Depending on the launcher, your games might not always turn up in a scan. You can always add them manually, but it would be nice if you didn’t have to do this. Still, if you’re looking for a launcher that can handle Pitfall just as well as the latest Tom Clancy game, Launchbox is worth a look.
Despite being one of the newer options on this list, Playnite is also one of the most polished. The team has done a fantastic job combining thorough scanning, a good variety of features, and an easy to navigate user interface.
Part of this comes down to the open source nature of the project. Playnite has a lot of contributors and this has had a lot to do with the fast pace of its development. In addition to launchers, Playnite supports a lot of emulators, so it handles your retro gaming needs nicely.
You also get a playtime counter that can import your stats from GOG and Steam, customizable themes, and support for extensions. This means users can add features we haven’t even begun to imagine yet.
GameRoom may share a name with an ill-fated Microsoft project, but don’t let that discourage you. This launcher supports Steam, Origin, Uplay, GOG, Battle.net, and the Microsoft Store, with promises to support more. With the rise of the Epic Launcher spurred on by the popularity of Fortnite, that’s a good thing.
Development seems to have slowed somewhat as of late, but if the above launchers hold most of your game library it shouldn’t matter. GameRoom also supports emulators, so you can collect your favorite retro games alongside the modern games you’re playing.
GameRoom lets you easily set custom launch options for games. Whether you like to run with custom arguments or just need a few flags to keep an old game running, this is very handy.
Photon isn’t the only commercial launcher on this list, but it is the only one that charges. While version 3 was free, version 4 costs £10 (roughly $12) to use with more than five games. You can pay more if you like, which helps support the developer.
While most of the features are roughly the same as other launchers on this list, a few are intriguing. For example, Photon claims to be able to download and apply patches for older games. Many launchers do this, but Photon claims to be able to do this for older games on its own via online databases. We haven’t been able to try this, but it could be handy.
If you’re looking for a specific feature and haven’t found it in the other launchers, it can’t hurt to try Photon. It’s not the most popular launcher out there but its features may make it worth the low price.
Other Game Launchers Are Available
While the above apps can help you manage your PC game collection, they’re not the only option. For example, an update is coming to GOG’s Galaxy launcher that will let it launch games from other launchers. If you’d rather stick to Steam, you can add other games to it manually. This takes some work but doesn’t require any third-party software.

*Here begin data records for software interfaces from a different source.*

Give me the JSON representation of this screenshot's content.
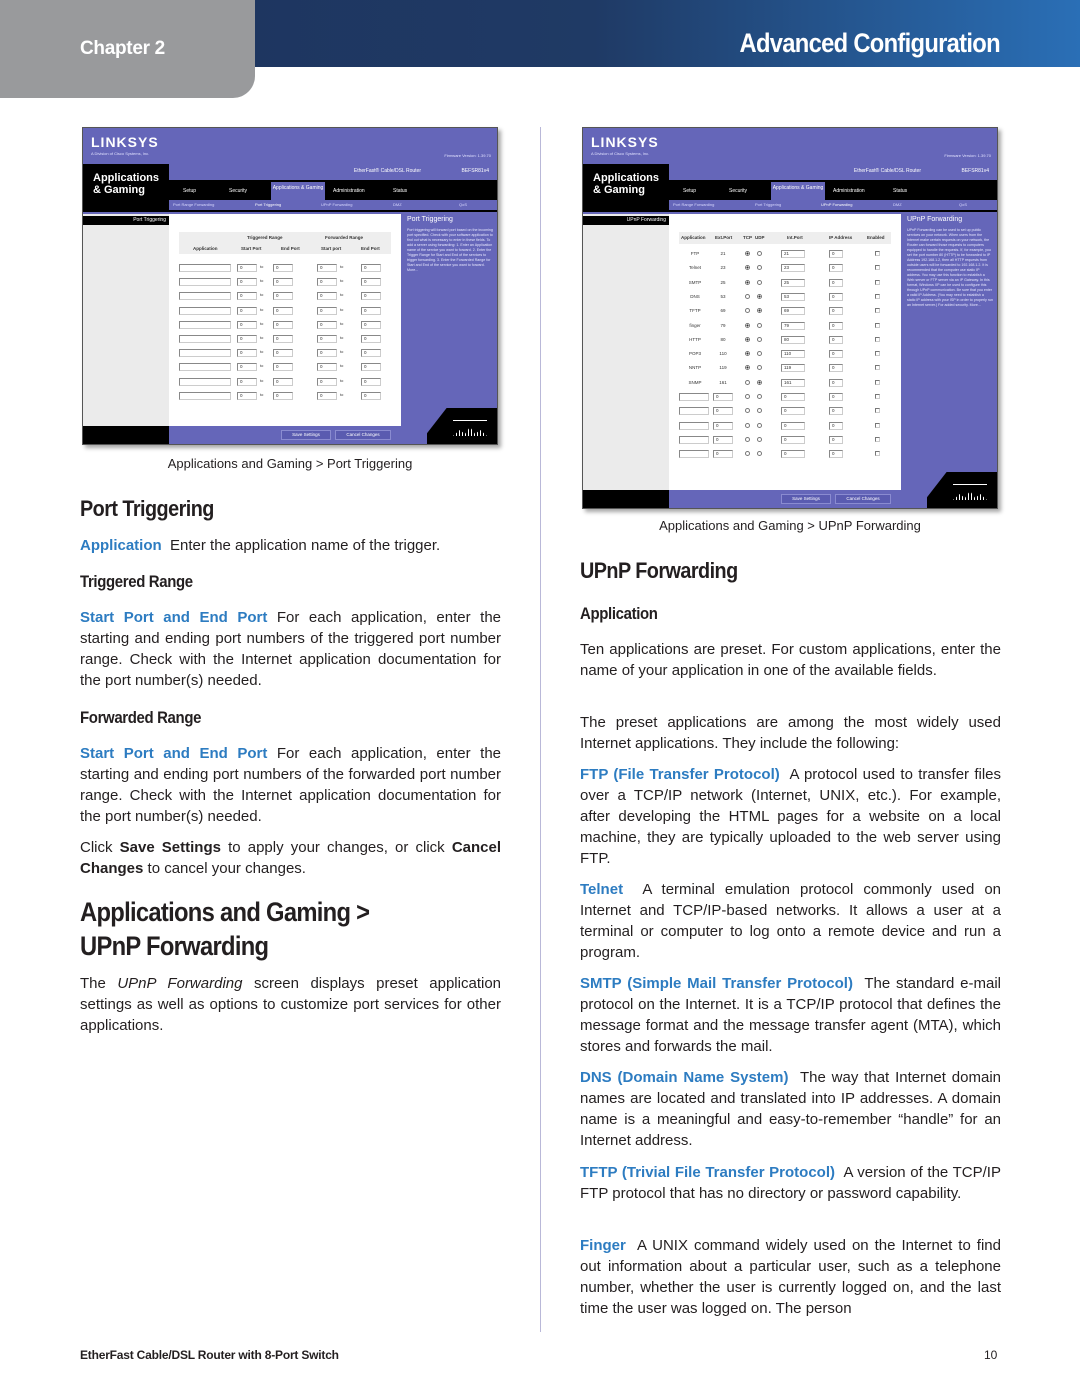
{
  "header": {
    "chapter": "Chapter 2",
    "title": "Advanced Configuration"
  },
  "screenshot_left": {
    "logo": "LINKSYS",
    "logo_sub": "A Division of Cisco Systems, Inc.",
    "firmware": "Firmware Version: 1.39.70",
    "product": "EtherFast® Cable/DSL Router",
    "model": "BEFSR81v4",
    "section": "Applications & Gaming",
    "tabs": [
      "Setup",
      "Security",
      "Applications & Gaming",
      "Administration",
      "Status"
    ],
    "subtabs": [
      "Port Range Forwarding",
      "Port Triggering",
      "UPnP Forwarding",
      "DMZ",
      "QoS"
    ],
    "nav_label": "Port Triggering",
    "group_headers": [
      "Triggered Range",
      "Forwarded Range"
    ],
    "columns": [
      "Application",
      "Start Port",
      "End Port",
      "Start port",
      "End Port"
    ],
    "to_label": "to",
    "rows": [
      {
        "app": "",
        "t_start": "0",
        "t_end": "0",
        "f_start": "0",
        "f_end": "0"
      },
      {
        "app": "",
        "t_start": "0",
        "t_end": "0",
        "f_start": "0",
        "f_end": "0"
      },
      {
        "app": "",
        "t_start": "0",
        "t_end": "0",
        "f_start": "0",
        "f_end": "0"
      },
      {
        "app": "",
        "t_start": "0",
        "t_end": "0",
        "f_start": "0",
        "f_end": "0"
      },
      {
        "app": "",
        "t_start": "0",
        "t_end": "0",
        "f_start": "0",
        "f_end": "0"
      },
      {
        "app": "",
        "t_start": "0",
        "t_end": "0",
        "f_start": "0",
        "f_end": "0"
      },
      {
        "app": "",
        "t_start": "0",
        "t_end": "0",
        "f_start": "0",
        "f_end": "0"
      },
      {
        "app": "",
        "t_start": "0",
        "t_end": "0",
        "f_start": "0",
        "f_end": "0"
      },
      {
        "app": "",
        "t_start": "0",
        "t_end": "0",
        "f_start": "0",
        "f_end": "0"
      },
      {
        "app": "",
        "t_start": "0",
        "t_end": "0",
        "f_start": "0",
        "f_end": "0"
      }
    ],
    "help_title": "Port Triggering",
    "help_text": "Port triggering will forward port based on the incoming port specified. Check with your software application to find out what is necessary to enter in these fields. To add a server using forwarding: 1. Enter an Application name of the service you want to forward. 2. Enter the Trigger Range for Start and End of the services to trigger forwarding. 3. Enter the Forwarded Range for Start and End of the service you want to forward. More...",
    "save_button": "Save Settings",
    "cancel_button": "Cancel Changes",
    "caption": "Applications and Gaming > Port Triggering"
  },
  "screenshot_right": {
    "logo": "LINKSYS",
    "logo_sub": "A Division of Cisco Systems, Inc.",
    "firmware": "Firmware Version: 1.39.70",
    "product": "EtherFast® Cable/DSL Router",
    "model": "BEFSR81v4",
    "section": "Applications & Gaming",
    "tabs": [
      "Setup",
      "Security",
      "Applications & Gaming",
      "Administration",
      "Status"
    ],
    "subtabs": [
      "Port Range Forwarding",
      "Port Triggering",
      "UPnP Forwarding",
      "DMZ",
      "QoS"
    ],
    "nav_label": "UPnP Forwarding",
    "columns": [
      "Application",
      "Ext.Port",
      "TCP",
      "UDP",
      "Int.Port",
      "IP Address",
      "Enabled"
    ],
    "rows": [
      {
        "app": "FTP",
        "ext": "21",
        "tcp": true,
        "udp": false,
        "int": "21",
        "ip": "0",
        "enabled": false
      },
      {
        "app": "Telnet",
        "ext": "23",
        "tcp": true,
        "udp": false,
        "int": "23",
        "ip": "0",
        "enabled": false
      },
      {
        "app": "SMTP",
        "ext": "25",
        "tcp": true,
        "udp": false,
        "int": "25",
        "ip": "0",
        "enabled": false
      },
      {
        "app": "DNS",
        "ext": "53",
        "tcp": false,
        "udp": true,
        "int": "53",
        "ip": "0",
        "enabled": false
      },
      {
        "app": "TFTP",
        "ext": "69",
        "tcp": false,
        "udp": true,
        "int": "69",
        "ip": "0",
        "enabled": false
      },
      {
        "app": "finger",
        "ext": "79",
        "tcp": true,
        "udp": false,
        "int": "79",
        "ip": "0",
        "enabled": false
      },
      {
        "app": "HTTP",
        "ext": "80",
        "tcp": true,
        "udp": false,
        "int": "80",
        "ip": "0",
        "enabled": false
      },
      {
        "app": "POP3",
        "ext": "110",
        "tcp": true,
        "udp": false,
        "int": "110",
        "ip": "0",
        "enabled": false
      },
      {
        "app": "NNTP",
        "ext": "119",
        "tcp": true,
        "udp": false,
        "int": "119",
        "ip": "0",
        "enabled": false
      },
      {
        "app": "SNMP",
        "ext": "161",
        "tcp": false,
        "udp": true,
        "int": "161",
        "ip": "0",
        "enabled": false
      }
    ],
    "custom_rows": [
      {
        "app": "",
        "ext": "0",
        "int": "0",
        "ip": "0"
      },
      {
        "app": "",
        "ext": "0",
        "int": "0",
        "ip": "0"
      },
      {
        "app": "",
        "ext": "0",
        "int": "0",
        "ip": "0"
      },
      {
        "app": "",
        "ext": "0",
        "int": "0",
        "ip": "0"
      },
      {
        "app": "",
        "ext": "0",
        "int": "0",
        "ip": "0"
      }
    ],
    "help_title": "UPnP Forwarding",
    "help_text": "UPnP Forwarding can be used to set up public services on your network. When users from the Internet make certain requests on your network, the Router can forward those requests to computers equipped to handle the requests. If, for example, you set the port number 80 (HTTP) to be forwarded to IP Address 192.168.1.2, then all HTTP requests from outside users will be forwarded to 192.168.1.2. It is recommended that the computer use static IP address. You may use this function to establish a Web server or FTP server via an IP Gateway. In this format, Windows XP can be used to configure this through UPnP communication. Be sure that you enter a valid IP Address. (You may need to establish a static IP address with your ISP in order to properly run an Internet server.) For added security. More...",
    "save_button": "Save Settings",
    "cancel_button": "Cancel Changes",
    "caption": "Applications and Gaming > UPnP Forwarding"
  },
  "left_column": {
    "port_triggering_heading": "Port Triggering",
    "application_term": "Application",
    "application_text": "Enter the application name of the trigger.",
    "triggered_range_heading": "Triggered Range",
    "triggered_term": "Start Port and End Port",
    "triggered_text": "For each application, enter the starting and ending port numbers of the triggered port number range. Check with the Internet application documentation for the port number(s) needed.",
    "forwarded_range_heading": "Forwarded Range",
    "forwarded_term": "Start Port and End Port",
    "forwarded_text": "For each application,  enter the starting and ending port numbers of the forwarded port number range. Check with the Internet application documentation for the port number(s) needed.",
    "save_pre": "Click ",
    "save_bold": "Save Settings",
    "save_mid": " to apply your changes, or click ",
    "cancel_bold": "Cancel Changes",
    "save_post": " to cancel your changes.",
    "upnp_section_heading": "Applications and Gaming > UPnP Forwarding",
    "upnp_intro_pre": "The ",
    "upnp_intro_italic": "UPnP Forwarding",
    "upnp_intro_post": " screen displays preset application settings as well as options to customize port services for other applications."
  },
  "right_column": {
    "upnp_heading": "UPnP Forwarding",
    "application_heading": "Application",
    "para1": "Ten applications are preset. For custom applications, enter the name of your application in one of the available fields.",
    "para2": "The preset applications are among the most widely used Internet applications. They include the following:",
    "definitions": [
      {
        "term": "FTP (File Transfer Protocol)",
        "text": "A protocol used to transfer files over a TCP/IP network (Internet, UNIX, etc.). For example, after developing the HTML pages for a website on a local machine, they are typically uploaded to the web server using FTP."
      },
      {
        "term": "Telnet",
        "text": "A terminal emulation protocol commonly used on Internet and TCP/IP-based networks. It allows a user at a terminal or computer to log onto a remote device and run a program."
      },
      {
        "term": "SMTP (Simple Mail Transfer Protocol)",
        "text": "The standard e-mail protocol on the Internet. It is a TCP/IP protocol that defines the message format and the message transfer agent (MTA), which stores and forwards the mail."
      },
      {
        "term": "DNS (Domain Name System)",
        "text": "The way that Internet domain names are located and translated into IP addresses. A domain name is a meaningful and easy-to-remember “handle” for an Internet address."
      },
      {
        "term": "TFTP (Trivial File Transfer Protocol)",
        "text": "A version of the TCP/IP FTP protocol that has no directory or password capability."
      },
      {
        "term": "Finger",
        "text": "A UNIX command widely used on the Internet to find out information about a particular user, such as a telephone number, whether the user is currently logged on, and the last time the user was logged on. The person"
      }
    ]
  },
  "footer": {
    "product": "EtherFast Cable/DSL Router with 8-Port Switch",
    "page_number": "10"
  }
}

That said, launching your emulated games is a major strength of these apps. This is important if you’re a fan of retro gaming. If you’re wondering how to get started, we have a guide detailing how to play retro games on your PC, legally.